First contact with the school – it’s critically important to take the right first steps once you notice something is going on with your child, or your student. The first thing to do is look up the local state or provincial education law on harassment, intimidation and bullying (HIB). It’s also important to have a good sense of the definition of bullying. Finally, there are policies, procedures and codes of conduct that each school board will lay out regarding this – and having knowledge of those will equip you with the means to write up a compelling case for action to be taken, making reference to the above mentioned pieces of information. Another thing to be aware of is understanding if / where there is a power imbalance with the people involved (there almost always is). This will help make a compelling case that bullying is happening, when the situation fits the definition and is in violation of any laws, policies, mission statements or procedures that exist.
Next, creating an incident report which outlines when, where, what happened, who was involved (instigator, bully, targets, bystanders, upstanders etc), what you want the school to do, what you don’t want them to do, while referencing their own policies. It’s important to write this in a structured email that plainly presents the facts without aggressive language or intimidation. This will help keep emotions from interfering with the process – as it’s a very emotional situation for people involved. Going immediately and speaking to the administration, teachers, students, or parents often escalates the conflict. You want to be authoritative, but not aggressive. Joanne outlines more about what details to include in the email in the podcast.

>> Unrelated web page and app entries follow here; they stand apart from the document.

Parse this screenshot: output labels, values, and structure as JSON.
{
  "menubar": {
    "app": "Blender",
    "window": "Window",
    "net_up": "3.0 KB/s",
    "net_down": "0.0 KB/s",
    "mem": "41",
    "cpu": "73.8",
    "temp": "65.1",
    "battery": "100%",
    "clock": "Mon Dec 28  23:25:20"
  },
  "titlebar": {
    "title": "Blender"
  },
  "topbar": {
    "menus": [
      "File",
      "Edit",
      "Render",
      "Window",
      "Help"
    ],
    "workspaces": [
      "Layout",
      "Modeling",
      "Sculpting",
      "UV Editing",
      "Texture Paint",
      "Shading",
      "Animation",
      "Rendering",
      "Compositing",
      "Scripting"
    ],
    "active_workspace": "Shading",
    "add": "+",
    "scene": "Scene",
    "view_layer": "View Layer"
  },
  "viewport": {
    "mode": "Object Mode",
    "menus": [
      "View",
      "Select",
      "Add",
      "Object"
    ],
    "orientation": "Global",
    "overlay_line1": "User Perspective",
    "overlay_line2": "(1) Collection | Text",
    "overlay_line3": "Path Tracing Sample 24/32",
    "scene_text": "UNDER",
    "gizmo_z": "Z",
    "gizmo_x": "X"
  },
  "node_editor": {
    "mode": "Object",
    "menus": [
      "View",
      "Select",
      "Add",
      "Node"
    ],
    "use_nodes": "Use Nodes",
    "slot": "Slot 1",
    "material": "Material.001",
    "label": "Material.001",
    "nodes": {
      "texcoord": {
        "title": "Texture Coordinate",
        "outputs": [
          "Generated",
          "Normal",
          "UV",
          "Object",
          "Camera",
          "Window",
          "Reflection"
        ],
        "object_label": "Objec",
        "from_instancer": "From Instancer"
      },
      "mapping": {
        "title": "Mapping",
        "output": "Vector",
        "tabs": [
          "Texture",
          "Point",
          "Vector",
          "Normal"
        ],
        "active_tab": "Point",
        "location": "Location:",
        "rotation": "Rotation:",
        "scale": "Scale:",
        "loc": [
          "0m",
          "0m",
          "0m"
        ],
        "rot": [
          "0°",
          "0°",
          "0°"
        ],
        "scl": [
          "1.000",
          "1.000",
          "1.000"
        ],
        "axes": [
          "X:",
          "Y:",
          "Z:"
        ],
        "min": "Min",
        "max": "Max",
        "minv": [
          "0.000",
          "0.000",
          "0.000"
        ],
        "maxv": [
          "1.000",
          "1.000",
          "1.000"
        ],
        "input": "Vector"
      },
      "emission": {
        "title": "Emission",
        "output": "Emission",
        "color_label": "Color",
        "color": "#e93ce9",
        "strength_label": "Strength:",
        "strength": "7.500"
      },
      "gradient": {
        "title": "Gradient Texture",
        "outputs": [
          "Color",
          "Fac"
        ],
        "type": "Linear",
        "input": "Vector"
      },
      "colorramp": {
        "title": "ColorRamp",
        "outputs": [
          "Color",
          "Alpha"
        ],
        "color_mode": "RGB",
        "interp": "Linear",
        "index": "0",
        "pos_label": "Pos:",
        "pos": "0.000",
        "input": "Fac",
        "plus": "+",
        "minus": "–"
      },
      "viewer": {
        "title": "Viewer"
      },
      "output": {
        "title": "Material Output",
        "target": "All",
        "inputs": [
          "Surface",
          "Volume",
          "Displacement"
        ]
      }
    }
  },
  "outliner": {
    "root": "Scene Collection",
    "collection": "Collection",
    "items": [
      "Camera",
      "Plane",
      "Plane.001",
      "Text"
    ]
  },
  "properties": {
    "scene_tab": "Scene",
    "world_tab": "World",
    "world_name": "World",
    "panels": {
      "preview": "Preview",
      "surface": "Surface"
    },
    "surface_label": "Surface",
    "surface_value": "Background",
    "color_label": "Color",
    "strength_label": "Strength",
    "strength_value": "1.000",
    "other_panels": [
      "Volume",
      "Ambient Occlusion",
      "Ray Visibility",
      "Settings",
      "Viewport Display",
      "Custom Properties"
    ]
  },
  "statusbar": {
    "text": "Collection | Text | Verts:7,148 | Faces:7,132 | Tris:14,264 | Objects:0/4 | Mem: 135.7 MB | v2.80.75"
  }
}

Ultimately, Joanne believes that there’s some responsibility on the part of every student to learn tactics for dealing with bullying behaviour, so if it does occur they’re well prepared to handle it or document it and not let it get out of hand. One way to do this is practicing how to respond to verbal provocations and insults in a way that doesn’t aggravate or intimidate the bully, but dampens the response. Another way is to teach kids the reality that some people will bully others for various reasons (they aren’t happy, they are struggling with something, they feel bad about themselves) – and with that understanding they may react differently. Not only that, kids can’t expect everyone is going to like them or be nice all the time. Kids can be made aware that their behaviours may unknowingly provoke negative feelings in others. Helping them become aware will prevent them from becoming startled, shocked, offended or afraid if it happens. If a kid is highly intelligent, or really good at something and someone starts getting on their cast about it, the kid can offer to help them, show them or tell them it’s not a big deal (to diffuse any notion or perception they’re acting superior to the other). Just having conversations about it and telling and analyzing stories can help everyone become more aware of the dynamics involved with different behaviours, emotions and power structures. Teaching kids how to develop self-worth and find intrinsic value in themselves is of course a great way to balance things as well. There were so many suggestions and insights in this podcast episode to consider. There’s no one answer – it’s a multi-pronged approach, and a collaborative and inclusive one.